- WHAT TO DO
Show, in full, each line of the data that contains "active".

- EXTRACTED DATA
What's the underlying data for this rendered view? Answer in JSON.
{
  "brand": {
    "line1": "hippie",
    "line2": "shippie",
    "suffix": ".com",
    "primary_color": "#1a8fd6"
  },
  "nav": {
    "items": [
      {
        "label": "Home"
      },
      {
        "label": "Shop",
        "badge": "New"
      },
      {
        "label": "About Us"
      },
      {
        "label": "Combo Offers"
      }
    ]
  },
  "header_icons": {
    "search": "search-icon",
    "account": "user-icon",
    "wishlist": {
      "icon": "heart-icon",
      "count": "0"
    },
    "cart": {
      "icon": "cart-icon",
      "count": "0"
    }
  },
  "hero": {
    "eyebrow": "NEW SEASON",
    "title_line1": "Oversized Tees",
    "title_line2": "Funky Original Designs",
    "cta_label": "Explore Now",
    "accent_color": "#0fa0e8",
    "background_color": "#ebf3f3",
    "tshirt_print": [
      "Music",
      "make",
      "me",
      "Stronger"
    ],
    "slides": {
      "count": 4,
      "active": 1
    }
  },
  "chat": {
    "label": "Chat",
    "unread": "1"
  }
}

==

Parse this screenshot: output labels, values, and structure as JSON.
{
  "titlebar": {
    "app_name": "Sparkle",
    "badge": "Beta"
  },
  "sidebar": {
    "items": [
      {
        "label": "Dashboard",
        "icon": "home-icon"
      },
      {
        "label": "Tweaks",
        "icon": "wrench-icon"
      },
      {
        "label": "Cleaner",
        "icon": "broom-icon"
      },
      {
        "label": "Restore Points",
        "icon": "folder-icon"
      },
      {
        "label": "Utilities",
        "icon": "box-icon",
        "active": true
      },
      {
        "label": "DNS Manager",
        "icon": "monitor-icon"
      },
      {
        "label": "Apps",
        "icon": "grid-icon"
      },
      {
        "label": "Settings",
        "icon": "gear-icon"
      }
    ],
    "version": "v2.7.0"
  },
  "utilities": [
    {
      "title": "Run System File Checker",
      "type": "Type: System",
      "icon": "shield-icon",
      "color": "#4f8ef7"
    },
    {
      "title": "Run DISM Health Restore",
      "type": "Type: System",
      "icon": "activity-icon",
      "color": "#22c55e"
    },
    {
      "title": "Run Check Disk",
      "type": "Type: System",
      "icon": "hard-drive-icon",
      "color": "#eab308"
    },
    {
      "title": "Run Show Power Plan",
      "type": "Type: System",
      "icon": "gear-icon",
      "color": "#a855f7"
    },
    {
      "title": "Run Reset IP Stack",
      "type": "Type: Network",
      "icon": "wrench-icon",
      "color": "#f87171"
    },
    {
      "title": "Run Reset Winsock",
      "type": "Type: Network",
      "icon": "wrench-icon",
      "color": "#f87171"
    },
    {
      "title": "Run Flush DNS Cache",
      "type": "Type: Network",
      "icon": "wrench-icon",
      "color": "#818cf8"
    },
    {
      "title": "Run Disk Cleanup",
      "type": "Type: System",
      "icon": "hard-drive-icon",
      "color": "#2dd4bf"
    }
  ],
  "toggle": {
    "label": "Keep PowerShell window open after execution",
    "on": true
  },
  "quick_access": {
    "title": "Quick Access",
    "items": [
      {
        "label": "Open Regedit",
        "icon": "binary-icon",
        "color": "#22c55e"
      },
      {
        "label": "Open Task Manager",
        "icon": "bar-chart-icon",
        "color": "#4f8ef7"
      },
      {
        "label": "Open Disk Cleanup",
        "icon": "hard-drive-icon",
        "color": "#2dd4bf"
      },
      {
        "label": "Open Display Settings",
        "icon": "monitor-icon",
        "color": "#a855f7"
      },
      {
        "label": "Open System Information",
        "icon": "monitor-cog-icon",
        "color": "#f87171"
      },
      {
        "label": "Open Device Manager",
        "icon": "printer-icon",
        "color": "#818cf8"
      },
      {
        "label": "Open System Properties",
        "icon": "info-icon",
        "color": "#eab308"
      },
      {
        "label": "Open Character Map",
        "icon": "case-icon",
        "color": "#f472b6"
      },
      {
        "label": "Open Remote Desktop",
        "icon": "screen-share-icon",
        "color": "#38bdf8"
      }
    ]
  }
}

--

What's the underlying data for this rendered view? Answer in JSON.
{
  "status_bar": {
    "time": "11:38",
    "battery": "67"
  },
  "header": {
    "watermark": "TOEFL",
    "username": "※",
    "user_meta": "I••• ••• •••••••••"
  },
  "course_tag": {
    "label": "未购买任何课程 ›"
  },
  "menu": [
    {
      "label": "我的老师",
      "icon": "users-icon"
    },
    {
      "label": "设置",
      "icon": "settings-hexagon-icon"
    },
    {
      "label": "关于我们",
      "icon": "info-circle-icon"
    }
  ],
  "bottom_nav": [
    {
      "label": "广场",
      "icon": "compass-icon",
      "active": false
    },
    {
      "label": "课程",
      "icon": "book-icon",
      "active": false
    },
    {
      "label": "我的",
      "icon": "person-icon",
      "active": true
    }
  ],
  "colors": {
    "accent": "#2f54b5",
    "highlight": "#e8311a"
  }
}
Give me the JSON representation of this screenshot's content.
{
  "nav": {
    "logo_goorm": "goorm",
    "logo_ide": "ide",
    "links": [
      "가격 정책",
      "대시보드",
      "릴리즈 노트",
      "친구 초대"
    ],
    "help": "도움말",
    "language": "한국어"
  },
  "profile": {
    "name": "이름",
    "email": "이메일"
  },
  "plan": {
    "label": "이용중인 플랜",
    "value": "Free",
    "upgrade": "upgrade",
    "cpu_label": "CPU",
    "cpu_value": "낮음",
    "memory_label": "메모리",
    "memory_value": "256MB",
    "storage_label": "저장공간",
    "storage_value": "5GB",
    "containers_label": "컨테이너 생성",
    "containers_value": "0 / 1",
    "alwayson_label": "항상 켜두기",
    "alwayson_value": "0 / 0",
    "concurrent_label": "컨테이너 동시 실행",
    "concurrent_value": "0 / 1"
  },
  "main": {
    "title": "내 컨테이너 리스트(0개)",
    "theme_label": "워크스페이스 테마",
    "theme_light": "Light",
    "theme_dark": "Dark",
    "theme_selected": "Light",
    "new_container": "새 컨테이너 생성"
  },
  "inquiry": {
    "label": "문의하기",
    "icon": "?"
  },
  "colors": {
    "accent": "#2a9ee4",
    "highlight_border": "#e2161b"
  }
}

- EXERCISE RESPONSE
      "active": 1
        "active": true
      "active": false
      "active": false
      "active": true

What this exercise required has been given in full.